Nevertheless, an exchange with my students made me change my thoughts regarding my race and its place in the classroom.

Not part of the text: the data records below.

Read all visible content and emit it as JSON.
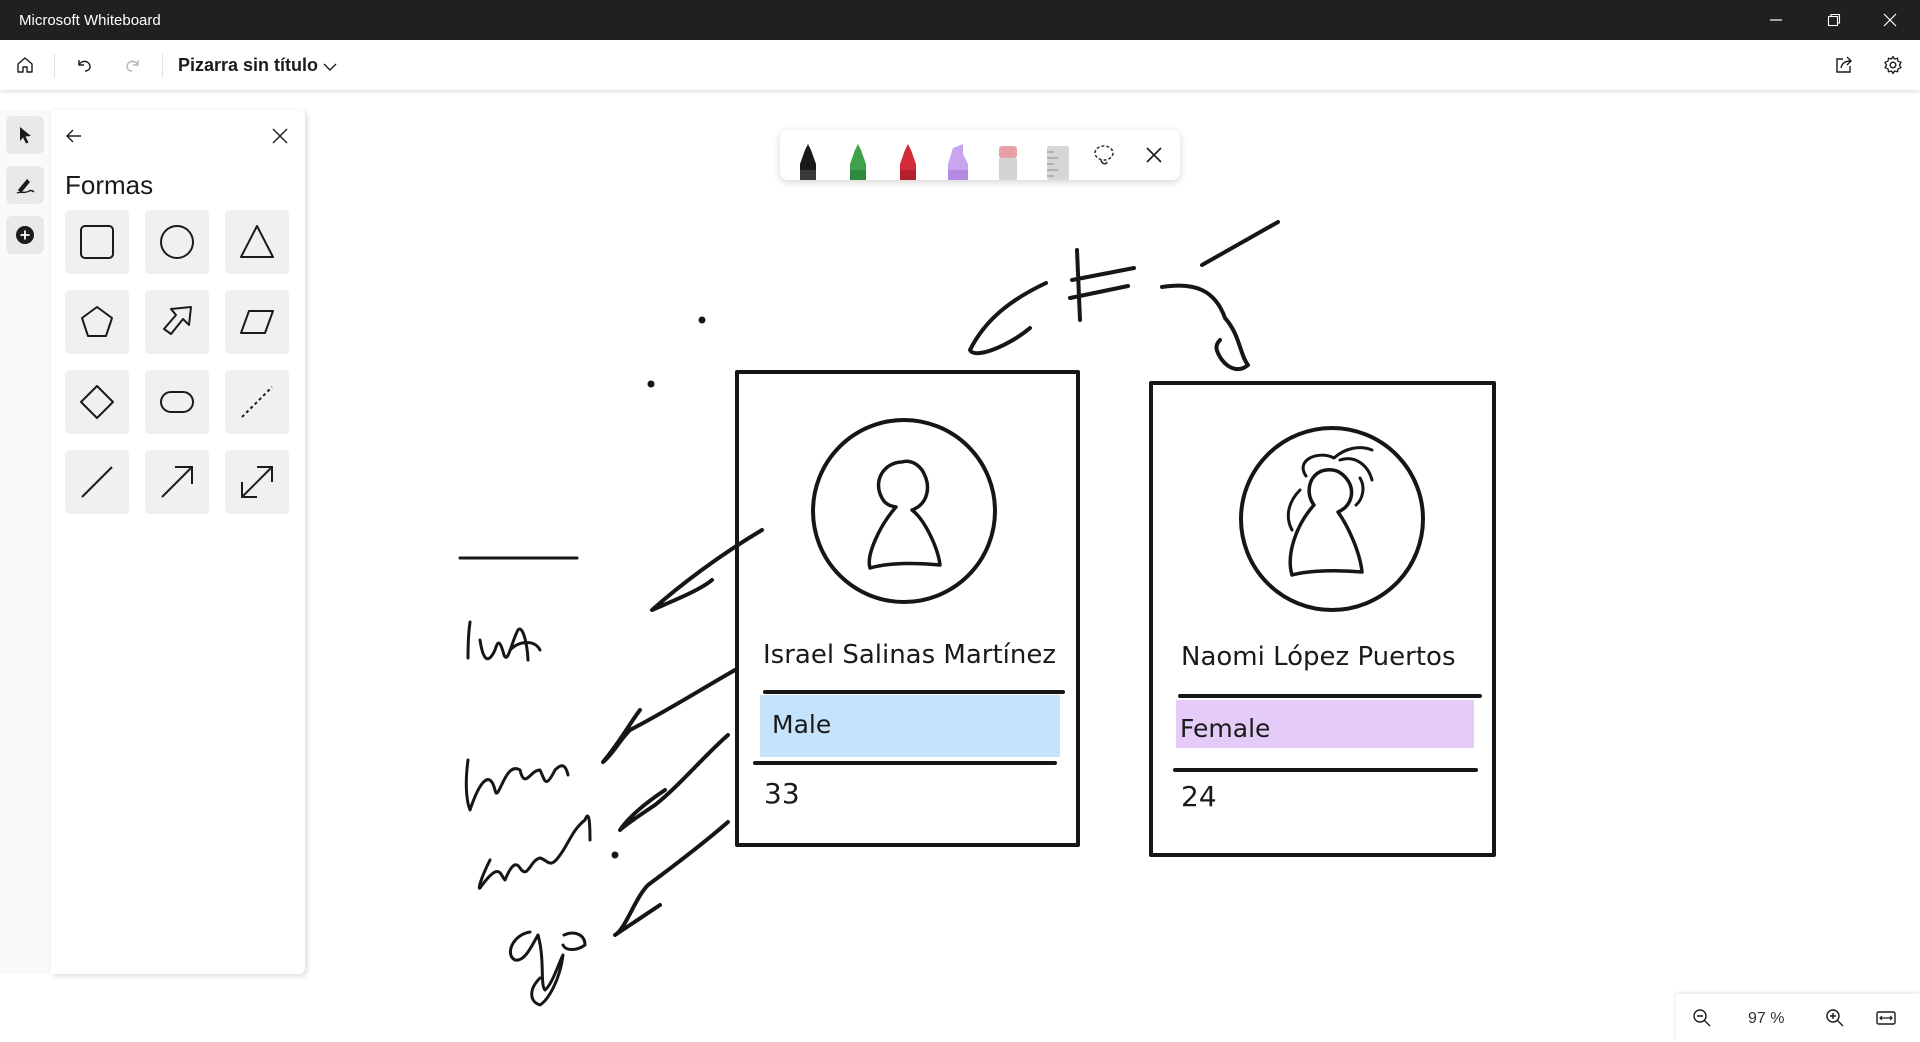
{
  "window": {
    "title": "Microsoft Whiteboard"
  },
  "appbar": {
    "board_title": "Pizarra sin título"
  },
  "shapes_panel": {
    "title": "Formas",
    "shapes": [
      "square",
      "circle",
      "triangle",
      "pentagon",
      "arrow-block",
      "parallelogram",
      "diamond",
      "rounded-rectangle",
      "dashed-line",
      "line",
      "arrow",
      "double-arrow"
    ]
  },
  "pen_toolbar": {
    "tools": [
      {
        "name": "black-pen",
        "color": "#1a1a1a"
      },
      {
        "name": "green-pen",
        "color": "#3fa34d"
      },
      {
        "name": "red-pen",
        "color": "#d42b3a"
      },
      {
        "name": "purple-highlighter",
        "color": "#c9a5f0"
      },
      {
        "name": "eraser",
        "color": "#e8a0a6"
      },
      {
        "name": "ruler",
        "color": "#bdbdbd"
      },
      {
        "name": "lasso-select",
        "color": "#333333"
      }
    ]
  },
  "canvas": {
    "cards": [
      {
        "name": "Israel Salinas Martínez",
        "gender": "Male",
        "age": "33",
        "highlight": "#bfe0fb"
      },
      {
        "name": "Naomi López Puertos",
        "gender": "Female",
        "age": "24",
        "highlight": "#e2c5f7"
      }
    ]
  },
  "zoom": {
    "level": "97 %"
  }
}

We were watching the film version of the Freedom Writers Diary and in their reflections on the film, I asked the students to consider teacher prejudices toward students, particularly students from minority races. Then I asked students to reflect on whether or not they, themselves, have experienced prejudice. The question was met with confused faces as the students all asserted that they had not experienced any prejudice since “all of their teachers were white.” When I pointed out that I was, in fact, not white, the students responded with overwhelming outcries that I was indeed white, and in fact, I was “practically white.” When I asked the students to define what practically white meant, that too was met with some confusion. Some students said that I acted like their other teachers who were white; while others pointed out that I didn’t act like a “foreigner.” When I pointed out that I had a similar background to our president, the students protested again that I was nothing like the President, and one even pointed out that President Obama was more “caramel colored” than I was even though my skin color is exactly the same as his. The students and I ended class that day confused about the role of race in our class. To my students, my racial identification as a “biracial” teacher confused them since they saw me as white. For myself, I was confused that students saw me as being “practically white” since my race, gender, and socioeconomic status differs from other teachers at their school.

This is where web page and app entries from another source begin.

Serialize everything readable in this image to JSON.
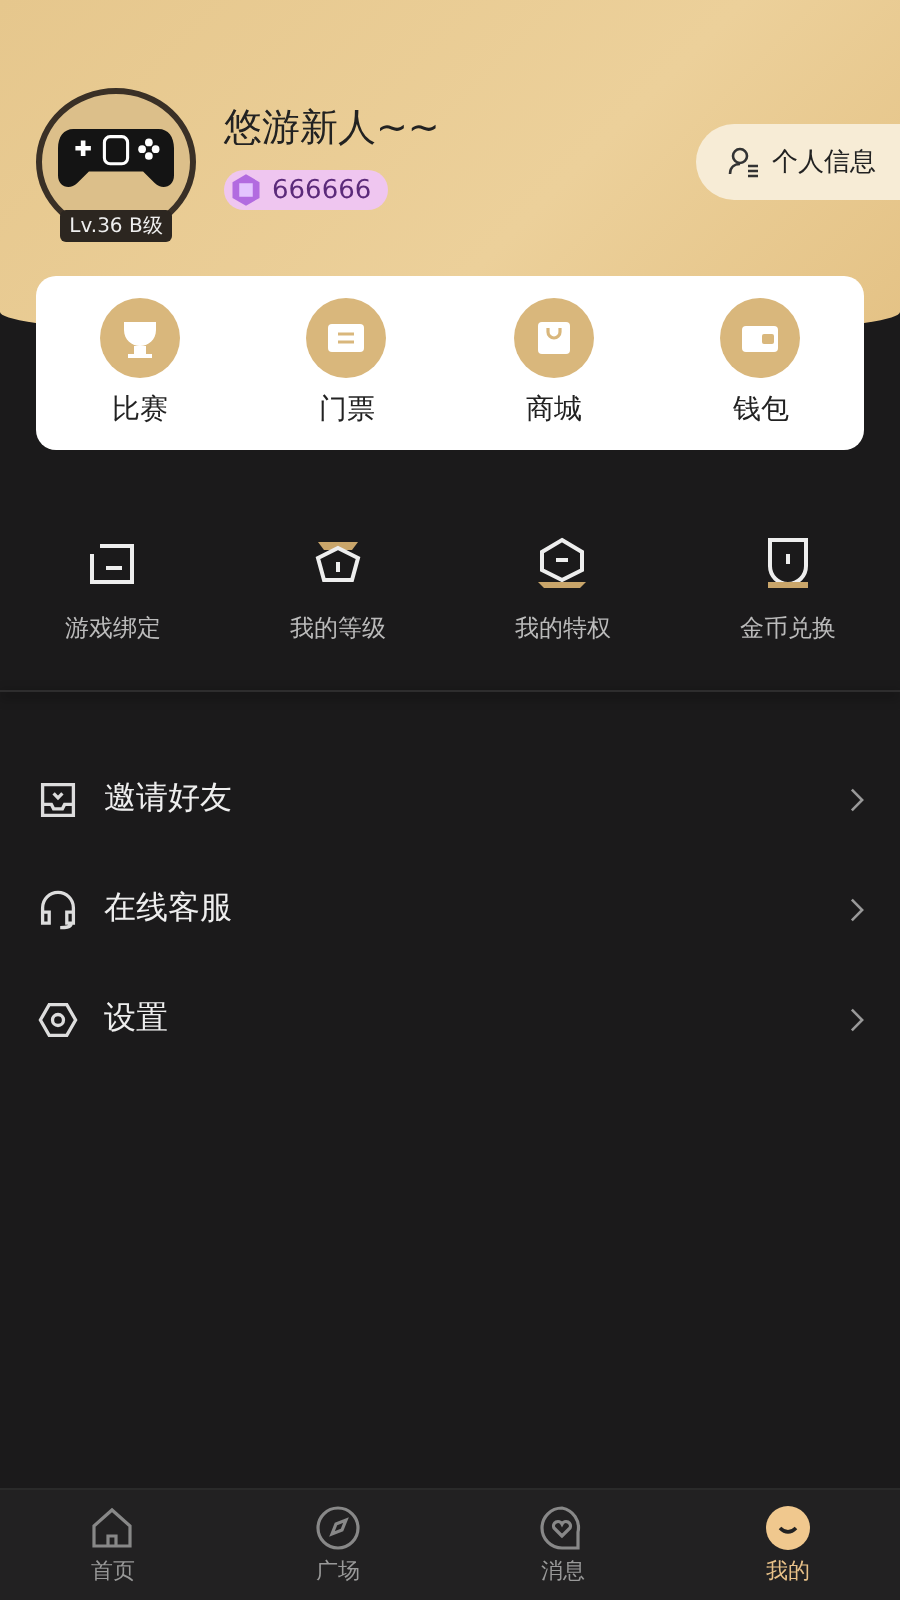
{
  "profile": {
    "avatar_badge": "Lv.36 B级",
    "name": "悠游新人~~",
    "coins": "666666",
    "info_button": "个人信息"
  },
  "quick_actions": [
    {
      "label": "比赛"
    },
    {
      "label": "门票"
    },
    {
      "label": "商城"
    },
    {
      "label": "钱包"
    }
  ],
  "features": [
    {
      "label": "游戏绑定"
    },
    {
      "label": "我的等级"
    },
    {
      "label": "我的特权"
    },
    {
      "label": "金币兑换"
    }
  ],
  "menu": [
    {
      "label": "邀请好友"
    },
    {
      "label": "在线客服"
    },
    {
      "label": "设置"
    }
  ],
  "tab_bar": [
    {
      "label": "首页",
      "selected": false
    },
    {
      "label": "广场",
      "selected": false
    },
    {
      "label": "消息",
      "selected": false
    },
    {
      "label": "我的",
      "selected": true
    }
  ]
}
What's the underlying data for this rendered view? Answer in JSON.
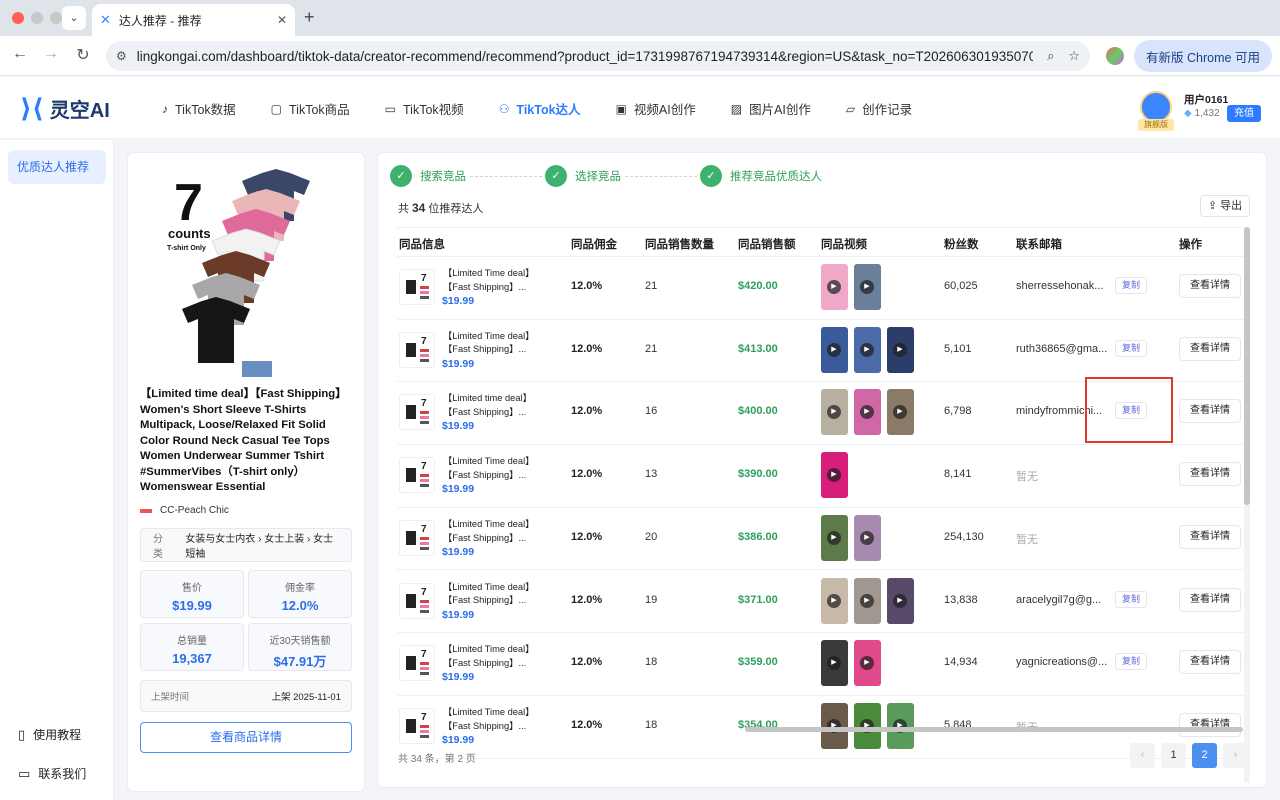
{
  "browser": {
    "tab_title": "达人推荐 - 推荐",
    "url": "lingkongai.com/dashboard/tiktok-data/creator-recommend/recommend?product_id=1731998767194739314&region=US&task_no=T2026063019350700...",
    "update_label": "有新版 Chrome 可用"
  },
  "header": {
    "logo_text": "灵空AI",
    "nav": [
      {
        "label": "TikTok数据",
        "icon": "tiktok-icon"
      },
      {
        "label": "TikTok商品",
        "icon": "bag-icon"
      },
      {
        "label": "TikTok视频",
        "icon": "video-icon"
      },
      {
        "label": "TikTok达人",
        "icon": "users-icon"
      },
      {
        "label": "视频AI创作",
        "icon": "ai-video-icon"
      },
      {
        "label": "图片AI创作",
        "icon": "image-icon"
      },
      {
        "label": "创作记录",
        "icon": "folder-icon"
      }
    ],
    "user": {
      "name": "用户0161",
      "badge": "旗舰版",
      "points": "1,432",
      "recharge": "充值"
    }
  },
  "sidebar": {
    "active": "优质达人推荐",
    "footer": [
      {
        "label": "使用教程",
        "icon": "book-icon"
      },
      {
        "label": "联系我们",
        "icon": "chat-icon"
      }
    ]
  },
  "product": {
    "img_count": "7",
    "img_counts_label": "counts",
    "img_sub": "T-shirt Only",
    "title": "【Limited time deal】【Fast Shipping】Women's Short Sleeve T-Shirts Multipack, Loose/Relaxed Fit Solid Color Round Neck Casual Tee Tops Women Underwear Summer Tshirt #SummerVibes（T-shirt only）Womenswear Essential",
    "shop": "CC-Peach Chic",
    "category_label": "分类",
    "category": "女装与女士内衣 › 女士上装 › 女士短袖",
    "stats": [
      {
        "label": "售价",
        "value": "$19.99"
      },
      {
        "label": "佣金率",
        "value": "12.0%"
      },
      {
        "label": "总销量",
        "value": "19,367"
      },
      {
        "label": "近30天销售额",
        "value": "$47.91万"
      }
    ],
    "listed_label": "上架时间",
    "listed_value": "上架 2025-11-01",
    "detail_button": "查看商品详情"
  },
  "steps": [
    "搜索竞品",
    "选择竞品",
    "推荐竞品优质达人"
  ],
  "summary": {
    "prefix": "共",
    "count": "34",
    "suffix": "位推荐达人"
  },
  "export_label": "导出",
  "columns": [
    "同品信息",
    "同品佣金",
    "同品销售数量",
    "同品销售额",
    "同品视频",
    "粉丝数",
    "联系邮箱",
    "操作"
  ],
  "copy_label": "复制",
  "view_label": "查看详情",
  "rows": [
    {
      "line1": "【Limited Time deal】",
      "line2": "【Fast Shipping】...",
      "price": "$19.99",
      "commission": "12.0%",
      "qty": "21",
      "amount": "$420.00",
      "videos": [
        "#f0a8c8",
        "#6a7f9a"
      ],
      "fans": "60,025",
      "email": "sherressehonak...",
      "has_email": true
    },
    {
      "line1": "【Limited Time deal】",
      "line2": "【Fast Shipping】...",
      "price": "$19.99",
      "commission": "12.0%",
      "qty": "21",
      "amount": "$413.00",
      "videos": [
        "#3a5a9a",
        "#4a6aa8",
        "#2d3d6a"
      ],
      "fans": "5,101",
      "email": "ruth36865@gma...",
      "has_email": true
    },
    {
      "line1": "【Limited time deal】",
      "line2": "【Fast Shipping】...",
      "price": "$19.99",
      "commission": "12.0%",
      "qty": "16",
      "amount": "$400.00",
      "videos": [
        "#b7b0a0",
        "#d068a8",
        "#8a7a68"
      ],
      "fans": "6,798",
      "email": "mindyfrommichi...",
      "has_email": true
    },
    {
      "line1": "【Limited Time deal】",
      "line2": "【Fast Shipping】...",
      "price": "$19.99",
      "commission": "12.0%",
      "qty": "13",
      "amount": "$390.00",
      "videos": [
        "#d81d7a"
      ],
      "fans": "8,141",
      "email": "暂无",
      "has_email": false
    },
    {
      "line1": "【Limited Time deal】",
      "line2": "【Fast Shipping】...",
      "price": "$19.99",
      "commission": "12.0%",
      "qty": "20",
      "amount": "$386.00",
      "videos": [
        "#5c7a4a",
        "#a88ab0"
      ],
      "fans": "254,130",
      "email": "暂无",
      "has_email": false
    },
    {
      "line1": "【Limited Time deal】",
      "line2": "【Fast Shipping】...",
      "price": "$19.99",
      "commission": "12.0%",
      "qty": "19",
      "amount": "$371.00",
      "videos": [
        "#c8b8a8",
        "#a09890",
        "#5a4a6a"
      ],
      "fans": "13,838",
      "email": "aracelygil7g@g...",
      "has_email": true
    },
    {
      "line1": "【Limited Time deal】",
      "line2": "【Fast Shipping】...",
      "price": "$19.99",
      "commission": "12.0%",
      "qty": "18",
      "amount": "$359.00",
      "videos": [
        "#3a3a3a",
        "#e04a8a"
      ],
      "fans": "14,934",
      "email": "yagnicreations@...",
      "has_email": true
    },
    {
      "line1": "【Limited Time deal】",
      "line2": "【Fast Shipping】...",
      "price": "$19.99",
      "commission": "12.0%",
      "qty": "18",
      "amount": "$354.00",
      "videos": [
        "#6a5a4a",
        "#4a8a3a",
        "#5a9a5a"
      ],
      "fans": "5,848",
      "email": "暂无",
      "has_email": false
    }
  ],
  "pagination": {
    "info": "共 34 条，第 2 页",
    "pages": [
      "1",
      "2"
    ],
    "current": "2",
    "prev": "‹",
    "next": "›"
  },
  "colors": {
    "accent": "#2b7cff",
    "success": "#2f9e5c",
    "highlight": "#e03a2f"
  }
}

My race has always been confusing to students; many of who do not understand what the racial identification of biracial means. They are not alone. According to the United States Census Bureau (2011), only 1.4% of the state population of West Virginia self-identified as being of two or more races. Within the region of Appalachia, which stretches from southern New York to northern Alabama, Mississippi, and Georgia, only New York has a higher recorded population of biracial at 1.8% (United States Census Bureau, 2011). The United States Census Bureau reports that most individuals, who self-identify as biracial, are living on the West Coast of the United States. Thus, I believe that since there are not many biracial individuals in this part of the country, many students did not have access to teachers of this racial background, and often find them confused when encountering someone who self-identifies as biracial.

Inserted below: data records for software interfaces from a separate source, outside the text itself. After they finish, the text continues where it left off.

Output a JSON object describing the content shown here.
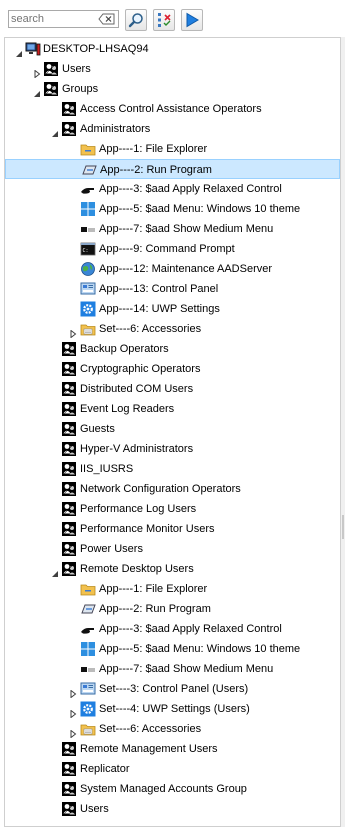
{
  "search": {
    "placeholder": "search"
  },
  "toolbar": {
    "find_icon": "magnify-icon",
    "filter_icon": "filter-icon",
    "run_icon": "play-icon"
  },
  "tree": [
    {
      "label": "DESKTOP-LHSAQ94",
      "icon": "computer",
      "level": 0,
      "toggle": "expanded"
    },
    {
      "label": "Users",
      "icon": "users",
      "level": 1,
      "toggle": "collapsed"
    },
    {
      "label": "Groups",
      "icon": "users",
      "level": 1,
      "toggle": "expanded"
    },
    {
      "label": "Access Control Assistance Operators",
      "icon": "users",
      "level": 2,
      "toggle": "none"
    },
    {
      "label": "Administrators",
      "icon": "users",
      "level": 2,
      "toggle": "expanded"
    },
    {
      "label": "App----1: File Explorer",
      "icon": "folder",
      "level": 3,
      "toggle": "none"
    },
    {
      "label": "App----2: Run Program",
      "icon": "run",
      "level": 3,
      "toggle": "none",
      "selected": true
    },
    {
      "label": "App----3: $aad Apply Relaxed Control",
      "icon": "hand",
      "level": 3,
      "toggle": "none"
    },
    {
      "label": "App----5: $aad Menu: Windows 10 theme",
      "icon": "windows",
      "level": 3,
      "toggle": "none"
    },
    {
      "label": "App----7: $aad Show Medium Menu",
      "icon": "menu",
      "level": 3,
      "toggle": "none"
    },
    {
      "label": "App----9: Command Prompt",
      "icon": "cmd",
      "level": 3,
      "toggle": "none"
    },
    {
      "label": "App----12: Maintenance AADServer",
      "icon": "globe",
      "level": 3,
      "toggle": "none"
    },
    {
      "label": "App----13: Control Panel",
      "icon": "cpanel",
      "level": 3,
      "toggle": "none"
    },
    {
      "label": "App----14: UWP Settings",
      "icon": "gear",
      "level": 3,
      "toggle": "none"
    },
    {
      "label": "Set----6: Accessories",
      "icon": "accessories",
      "level": 3,
      "toggle": "collapsed"
    },
    {
      "label": "Backup Operators",
      "icon": "users",
      "level": 2,
      "toggle": "none"
    },
    {
      "label": "Cryptographic Operators",
      "icon": "users",
      "level": 2,
      "toggle": "none"
    },
    {
      "label": "Distributed COM Users",
      "icon": "users",
      "level": 2,
      "toggle": "none"
    },
    {
      "label": "Event Log Readers",
      "icon": "users",
      "level": 2,
      "toggle": "none"
    },
    {
      "label": "Guests",
      "icon": "users",
      "level": 2,
      "toggle": "none"
    },
    {
      "label": "Hyper-V Administrators",
      "icon": "users",
      "level": 2,
      "toggle": "none"
    },
    {
      "label": "IIS_IUSRS",
      "icon": "users",
      "level": 2,
      "toggle": "none"
    },
    {
      "label": "Network Configuration Operators",
      "icon": "users",
      "level": 2,
      "toggle": "none"
    },
    {
      "label": "Performance Log Users",
      "icon": "users",
      "level": 2,
      "toggle": "none"
    },
    {
      "label": "Performance Monitor Users",
      "icon": "users",
      "level": 2,
      "toggle": "none"
    },
    {
      "label": "Power Users",
      "icon": "users",
      "level": 2,
      "toggle": "none"
    },
    {
      "label": "Remote Desktop Users",
      "icon": "users",
      "level": 2,
      "toggle": "expanded"
    },
    {
      "label": "App----1: File Explorer",
      "icon": "folder",
      "level": 3,
      "toggle": "none"
    },
    {
      "label": "App----2: Run Program",
      "icon": "run",
      "level": 3,
      "toggle": "none"
    },
    {
      "label": "App----3: $aad Apply Relaxed Control",
      "icon": "hand",
      "level": 3,
      "toggle": "none"
    },
    {
      "label": "App----5: $aad Menu: Windows 10 theme",
      "icon": "windows",
      "level": 3,
      "toggle": "none"
    },
    {
      "label": "App----7: $aad Show Medium Menu",
      "icon": "menu",
      "level": 3,
      "toggle": "none"
    },
    {
      "label": "Set----3: Control Panel (Users)",
      "icon": "cpanel",
      "level": 3,
      "toggle": "collapsed"
    },
    {
      "label": "Set----4: UWP Settings (Users)",
      "icon": "gear",
      "level": 3,
      "toggle": "collapsed"
    },
    {
      "label": "Set----6: Accessories",
      "icon": "accessories",
      "level": 3,
      "toggle": "collapsed"
    },
    {
      "label": "Remote Management Users",
      "icon": "users",
      "level": 2,
      "toggle": "none"
    },
    {
      "label": "Replicator",
      "icon": "users",
      "level": 2,
      "toggle": "none"
    },
    {
      "label": "System Managed Accounts Group",
      "icon": "users",
      "level": 2,
      "toggle": "none"
    },
    {
      "label": "Users",
      "icon": "users",
      "level": 2,
      "toggle": "none"
    }
  ],
  "colors": {
    "selection_bg": "#cce8ff",
    "selection_border": "#99d1ff"
  }
}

This discussion in the classroom led me to change my views on race relations in the classroom. Whether or not I wanted to admit, my race was and will continue to be a factor in how students view me. Nevertheless, I believe that one of the key factors in a student-teacher relationship is trust. Whether or not Ms. Gruwell wanted to admit it, her race was a big factor in her students’ initial dislike and distrust of her. It was not until Ms. Gruwell proved herself to be someone whom her students could trust did her race cease to be an issue. In my classroom, I can often see the same distrust on my own students faces until I have established a relationship with them. In my case, many students initially view me as someone “scary,” because my race, gender, style of dress, and speaking was different from their own. Nevertheless, once I have established a trust with my students, then we are able to discuss race in a constructive way. In teacher education, young teachers are taught to be colorblind and not acknowledge color in their classroom. In Appalachia, that is easy to do since the majority of students are White/Caucasian; however, as the economic landscape of Appalachia changes to become more global, then our students will have to learn how to interact and communicate with people from different races. For teachers of color who self-identify as Biracial, Hispanic, Black/African-American, or other, discussions of race in the classroom can help students learn to assert their racial identity in a positive way while viewing those of other races as their equals.